I kiss the top of her silvery head, and inhale her fragrance deeply. My Grandma smells like a mix of coffee, chicken soup, mandel bread, and Yiddish lullabies. She has always smelled like this, from my earliest childhood until today, when I have near-grown children of my own. She takes my hands between her wrinkled, spotted ones, and squeezes. Looking up at me with her wise, warm brown eyes, I think she is about to tell me how much she loves me.
“Nu Tarale, you’re still pretty … what do you have to wear that shmattah on your head?” Grandma says.
This is classic Grandma. No filter, tell it like it is.
Once, years ago on a rainy winter break when the kids were cooped up indoors for days, she called. I said in desperation, “The boys have run out of things to play, they’re bored out of their minds! What can I give them to do?!” Tell them to “geh hoch der kup un vant,” she said in Yiddish—”go knock your head against a wall.” Hers was not a generation of entertaining the children, of television and video games, baseball practice and trips to Toys R Us. At age 12, with her mother already buried, she was the one responsible for running the home, cooking and cleaning for her father and her two siblings. There was no play. I doubt if my grandmother ever owned a doll.
She lived in a Polish shtetl, a tenement on the Lower East Side, a house on Long Island, a Miami Beach apartment, and finally, an assisted-living center in Queens. How I wish the last stop could have been Jerusalem, near us. How hard it is to fly to NY to see her, always thinking, this could be the last time …
Grandma has been gone for four years now. I think of her frequently, and sometimes I can still smell her next to me. When I’m shaping the matzo balls and dropping them into the soup, she is there – “Use seltzer next time”, she says, “they’ll be fluffier.” When I chop the walnuts, I think to myself, no one makes mandel bread as good as Grandma did. “No, yours is just as good as mine,” she tells me. I get a whiff of cinnamon, of almond extract, and it is her perfume wafting out of the bottle.
When I light my Shabbos candles, I think of her. Of how lucky I am, to be standing here in this white stone house, in these Judean hills covered in rows of grapevines and olive trees. How close I came to missing it all. I remember the conversation from so many years ago … “I love you with all my heart,” Grandma said, her voice wavering as she held my face between her hands, “but I will not come to your wedding if you marry that boy.”
My extended family have all assimilated. I nearly did, too. My cousins have multiple Ivy League degrees. They are well-travelled, they ski, they have beautiful homes and beach houses that could grace the pages of glossy magazines … but none of their children are Jews.
What was it about our branch of the tree, that made us seek out our heritage? Summer trips to Israel – first to kibbutzim, then to seminaries and yeshivas. Today, there are over twenty great-grandchildren of hers – all of them Jewish, most of whom live in Israel. It is Grandma’s zechut, I believe, that brought about that incredible accomplishment. Her sacrifice, her suffering, her stubborn clinging to tradition despite all the hardships.

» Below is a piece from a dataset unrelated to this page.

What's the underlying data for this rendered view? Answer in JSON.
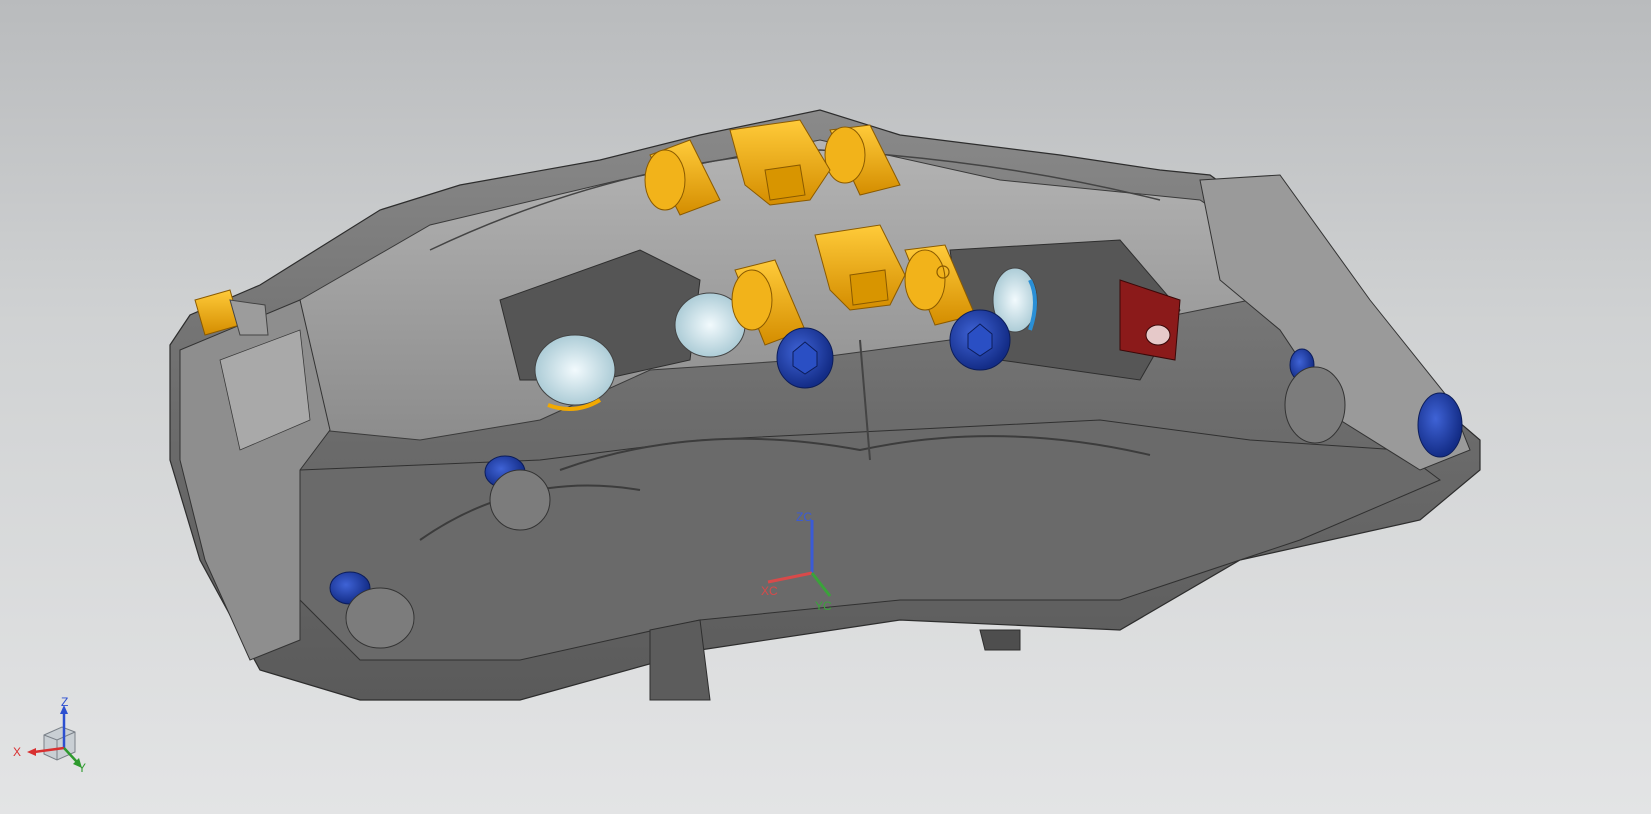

Every Friday night, in the golden glow of the Shabbat candles, I circle my hands three times, cover my eyes, and pray. I send a special prayer for Grandma. Though we aren’t supposed to cry on Shabbat, sometimes I just miss her so much my heart cracks. Sometimes, as I’m about to open my eyes, I catch a scent of the chicken soup from the kitchen, a trace of cinnamon. A snip of a Yiddish lullaby from a time gone by, floating through the window on a Jerusalem evening breeze.
A teabag steeps, the flavor is used up – but there is always a little more there, renewing itself yet again.